(Beginning of Materials provided)

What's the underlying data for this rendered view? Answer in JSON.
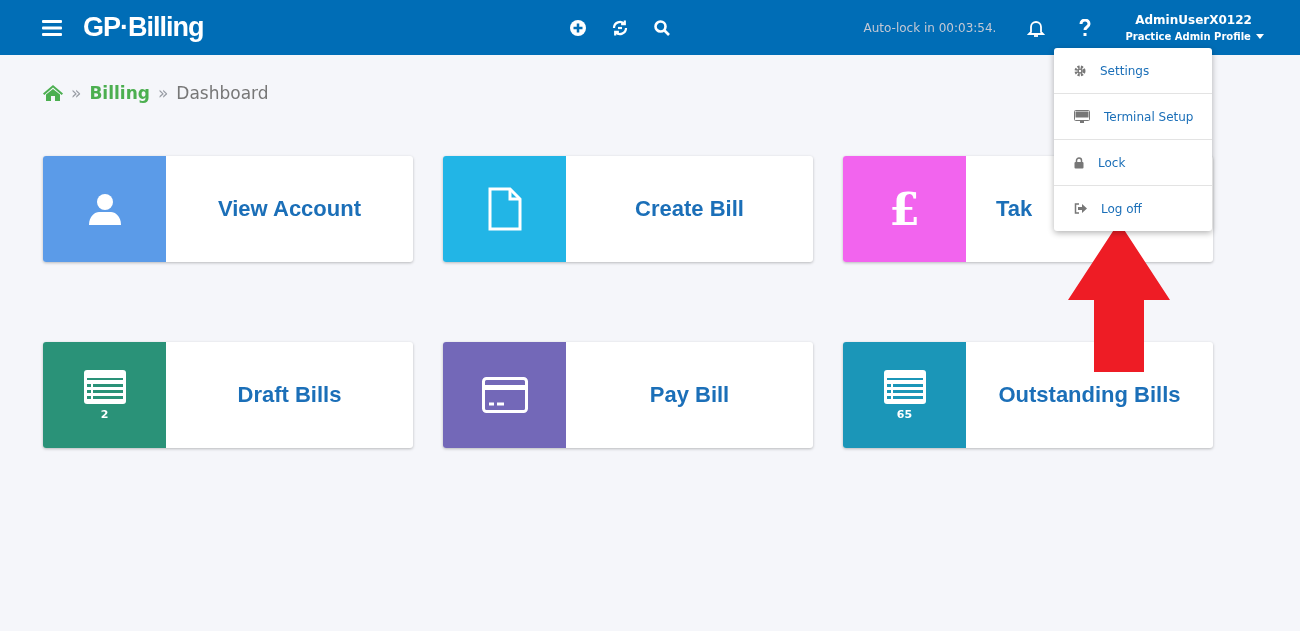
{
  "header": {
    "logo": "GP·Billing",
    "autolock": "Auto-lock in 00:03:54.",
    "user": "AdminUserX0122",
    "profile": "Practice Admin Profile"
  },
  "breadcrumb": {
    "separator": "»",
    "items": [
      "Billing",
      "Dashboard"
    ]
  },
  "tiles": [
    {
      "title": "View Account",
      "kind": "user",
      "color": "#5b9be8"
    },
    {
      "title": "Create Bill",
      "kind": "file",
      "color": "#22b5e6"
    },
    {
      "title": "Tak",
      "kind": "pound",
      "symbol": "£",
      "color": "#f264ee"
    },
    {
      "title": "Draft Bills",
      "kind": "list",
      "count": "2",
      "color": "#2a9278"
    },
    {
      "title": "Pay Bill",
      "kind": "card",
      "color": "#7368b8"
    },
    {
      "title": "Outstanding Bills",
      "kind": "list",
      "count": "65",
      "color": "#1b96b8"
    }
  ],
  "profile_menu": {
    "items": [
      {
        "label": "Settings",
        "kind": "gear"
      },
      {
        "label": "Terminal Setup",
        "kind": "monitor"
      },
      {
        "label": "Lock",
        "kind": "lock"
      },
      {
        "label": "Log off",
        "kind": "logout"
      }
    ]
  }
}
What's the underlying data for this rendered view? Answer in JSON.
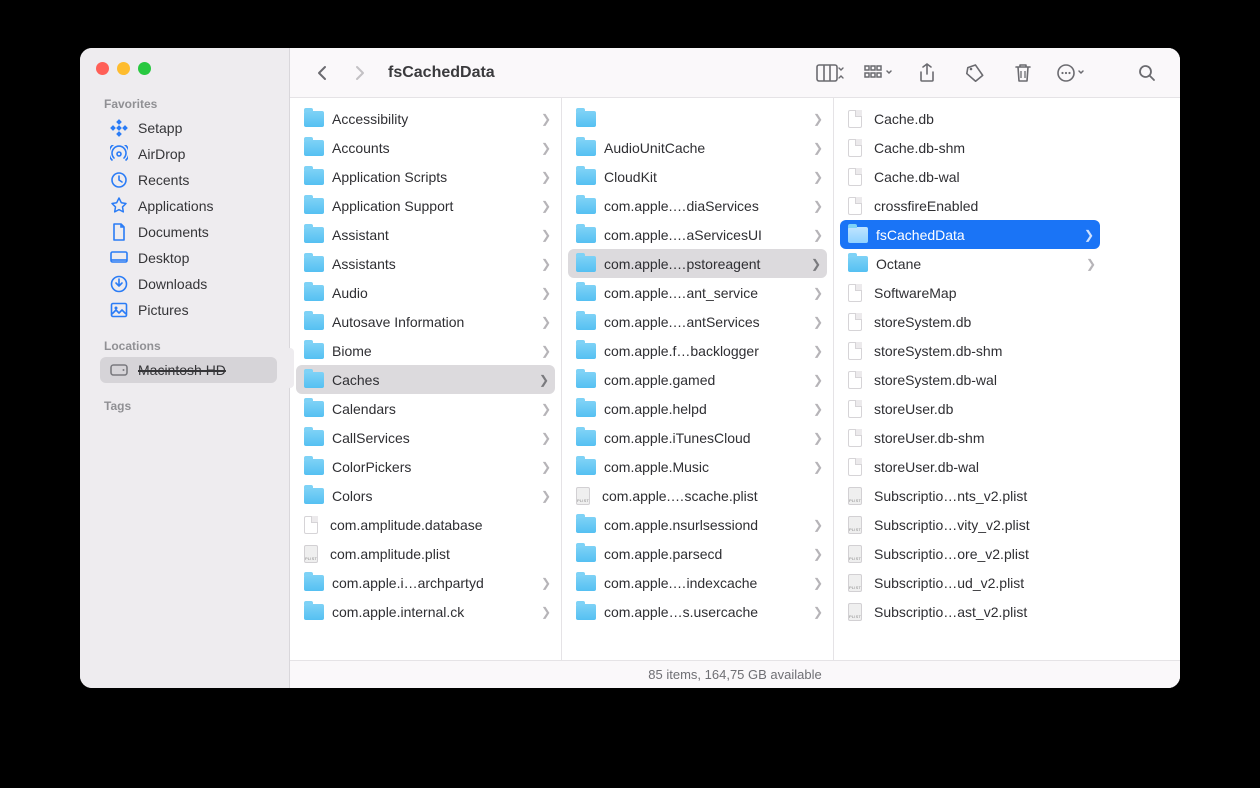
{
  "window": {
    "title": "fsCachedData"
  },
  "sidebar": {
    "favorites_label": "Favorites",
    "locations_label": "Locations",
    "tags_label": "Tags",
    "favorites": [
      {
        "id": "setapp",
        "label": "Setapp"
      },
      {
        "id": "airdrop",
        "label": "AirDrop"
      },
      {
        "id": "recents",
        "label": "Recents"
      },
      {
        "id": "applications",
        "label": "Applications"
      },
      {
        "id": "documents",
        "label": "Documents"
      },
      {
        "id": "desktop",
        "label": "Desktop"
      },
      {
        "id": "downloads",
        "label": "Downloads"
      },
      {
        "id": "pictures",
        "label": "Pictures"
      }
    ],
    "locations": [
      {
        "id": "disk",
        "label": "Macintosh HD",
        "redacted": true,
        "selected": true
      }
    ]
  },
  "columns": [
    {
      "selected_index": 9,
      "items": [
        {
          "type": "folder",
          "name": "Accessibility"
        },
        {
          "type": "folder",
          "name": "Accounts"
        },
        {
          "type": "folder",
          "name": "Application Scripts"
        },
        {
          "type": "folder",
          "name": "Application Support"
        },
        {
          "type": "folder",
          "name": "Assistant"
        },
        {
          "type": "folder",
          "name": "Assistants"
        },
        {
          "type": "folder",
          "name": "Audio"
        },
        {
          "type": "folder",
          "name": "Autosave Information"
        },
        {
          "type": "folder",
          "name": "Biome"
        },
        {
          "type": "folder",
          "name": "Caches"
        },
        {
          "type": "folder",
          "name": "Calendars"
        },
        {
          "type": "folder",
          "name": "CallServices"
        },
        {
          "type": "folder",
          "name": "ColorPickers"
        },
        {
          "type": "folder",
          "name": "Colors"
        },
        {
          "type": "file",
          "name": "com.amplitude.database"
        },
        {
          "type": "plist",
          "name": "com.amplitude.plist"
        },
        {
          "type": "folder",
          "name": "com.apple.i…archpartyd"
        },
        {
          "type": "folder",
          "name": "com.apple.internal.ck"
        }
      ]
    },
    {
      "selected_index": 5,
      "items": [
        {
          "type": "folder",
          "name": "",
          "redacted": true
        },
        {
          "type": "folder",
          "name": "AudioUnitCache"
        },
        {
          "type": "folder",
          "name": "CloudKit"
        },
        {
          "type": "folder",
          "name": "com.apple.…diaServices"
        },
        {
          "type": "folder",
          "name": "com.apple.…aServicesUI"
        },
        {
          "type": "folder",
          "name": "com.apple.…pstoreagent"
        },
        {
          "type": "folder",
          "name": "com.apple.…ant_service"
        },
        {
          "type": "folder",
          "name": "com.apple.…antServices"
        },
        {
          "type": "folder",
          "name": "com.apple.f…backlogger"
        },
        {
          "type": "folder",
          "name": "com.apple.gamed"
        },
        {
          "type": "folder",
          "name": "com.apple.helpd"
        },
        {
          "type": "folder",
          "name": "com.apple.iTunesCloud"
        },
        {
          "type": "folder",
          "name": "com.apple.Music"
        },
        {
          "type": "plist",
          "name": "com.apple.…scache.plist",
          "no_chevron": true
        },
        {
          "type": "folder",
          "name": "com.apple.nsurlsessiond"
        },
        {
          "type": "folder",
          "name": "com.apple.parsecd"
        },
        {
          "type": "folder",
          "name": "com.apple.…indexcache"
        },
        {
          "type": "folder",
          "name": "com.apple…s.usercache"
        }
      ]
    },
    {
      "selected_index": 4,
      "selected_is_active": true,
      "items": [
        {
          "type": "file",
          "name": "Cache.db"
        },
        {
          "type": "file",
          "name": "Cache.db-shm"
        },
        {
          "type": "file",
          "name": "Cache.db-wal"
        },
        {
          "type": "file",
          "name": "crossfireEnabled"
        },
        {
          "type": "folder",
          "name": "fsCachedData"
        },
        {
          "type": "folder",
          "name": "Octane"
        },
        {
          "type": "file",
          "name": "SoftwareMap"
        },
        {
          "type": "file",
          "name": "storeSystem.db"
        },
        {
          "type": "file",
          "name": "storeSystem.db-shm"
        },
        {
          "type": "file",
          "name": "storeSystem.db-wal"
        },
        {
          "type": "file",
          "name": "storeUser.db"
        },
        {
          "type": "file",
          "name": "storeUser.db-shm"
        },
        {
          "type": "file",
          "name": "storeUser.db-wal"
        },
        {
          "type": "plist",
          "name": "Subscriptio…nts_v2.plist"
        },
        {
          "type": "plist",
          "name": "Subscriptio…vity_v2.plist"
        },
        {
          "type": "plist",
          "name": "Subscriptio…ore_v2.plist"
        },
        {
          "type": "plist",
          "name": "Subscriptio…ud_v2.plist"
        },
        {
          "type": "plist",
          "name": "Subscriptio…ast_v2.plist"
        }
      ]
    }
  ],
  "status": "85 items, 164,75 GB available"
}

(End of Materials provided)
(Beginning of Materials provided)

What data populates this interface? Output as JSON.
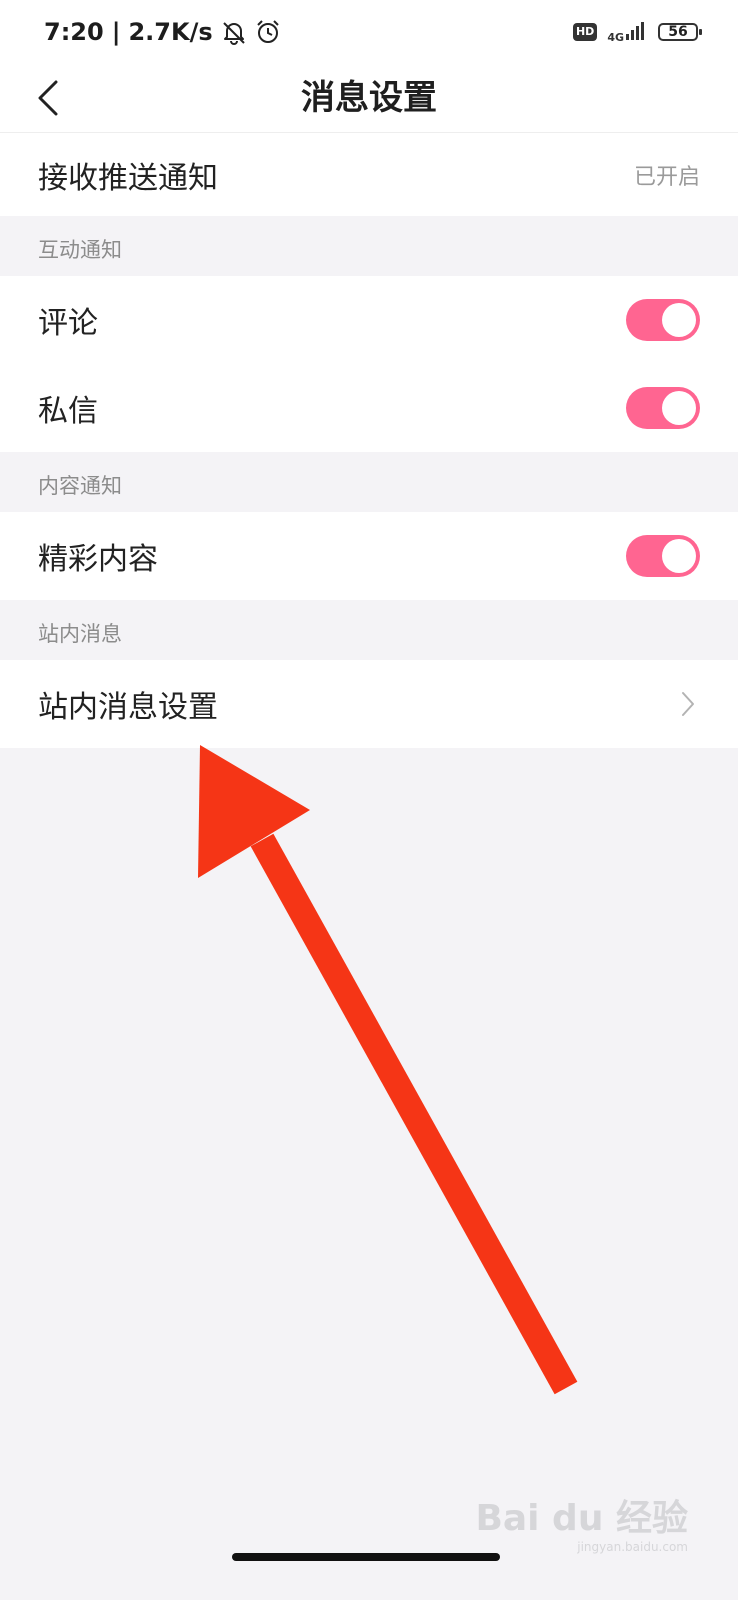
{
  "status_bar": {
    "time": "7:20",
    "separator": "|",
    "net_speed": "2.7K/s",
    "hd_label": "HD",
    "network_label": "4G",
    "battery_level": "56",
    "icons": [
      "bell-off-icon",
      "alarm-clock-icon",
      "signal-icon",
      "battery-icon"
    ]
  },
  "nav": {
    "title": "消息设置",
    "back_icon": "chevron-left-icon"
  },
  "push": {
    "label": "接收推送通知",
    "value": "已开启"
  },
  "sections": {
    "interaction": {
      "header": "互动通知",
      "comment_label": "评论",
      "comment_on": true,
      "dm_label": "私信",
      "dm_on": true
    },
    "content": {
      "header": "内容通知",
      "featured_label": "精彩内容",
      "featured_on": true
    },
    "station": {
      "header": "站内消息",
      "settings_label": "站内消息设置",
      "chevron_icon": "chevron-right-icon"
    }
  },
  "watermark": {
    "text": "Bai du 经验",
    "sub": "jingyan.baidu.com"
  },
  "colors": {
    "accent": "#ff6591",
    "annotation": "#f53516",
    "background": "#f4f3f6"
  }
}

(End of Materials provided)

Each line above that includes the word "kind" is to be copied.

* _Output of the task_
      "kind": "user",
      "kind": "file",
      "kind": "pound",
      "kind": "list",
      "kind": "card",
      "kind": "list",
        "kind": "gear"
        "kind": "monitor"
        "kind": "lock"
        "kind": "logout"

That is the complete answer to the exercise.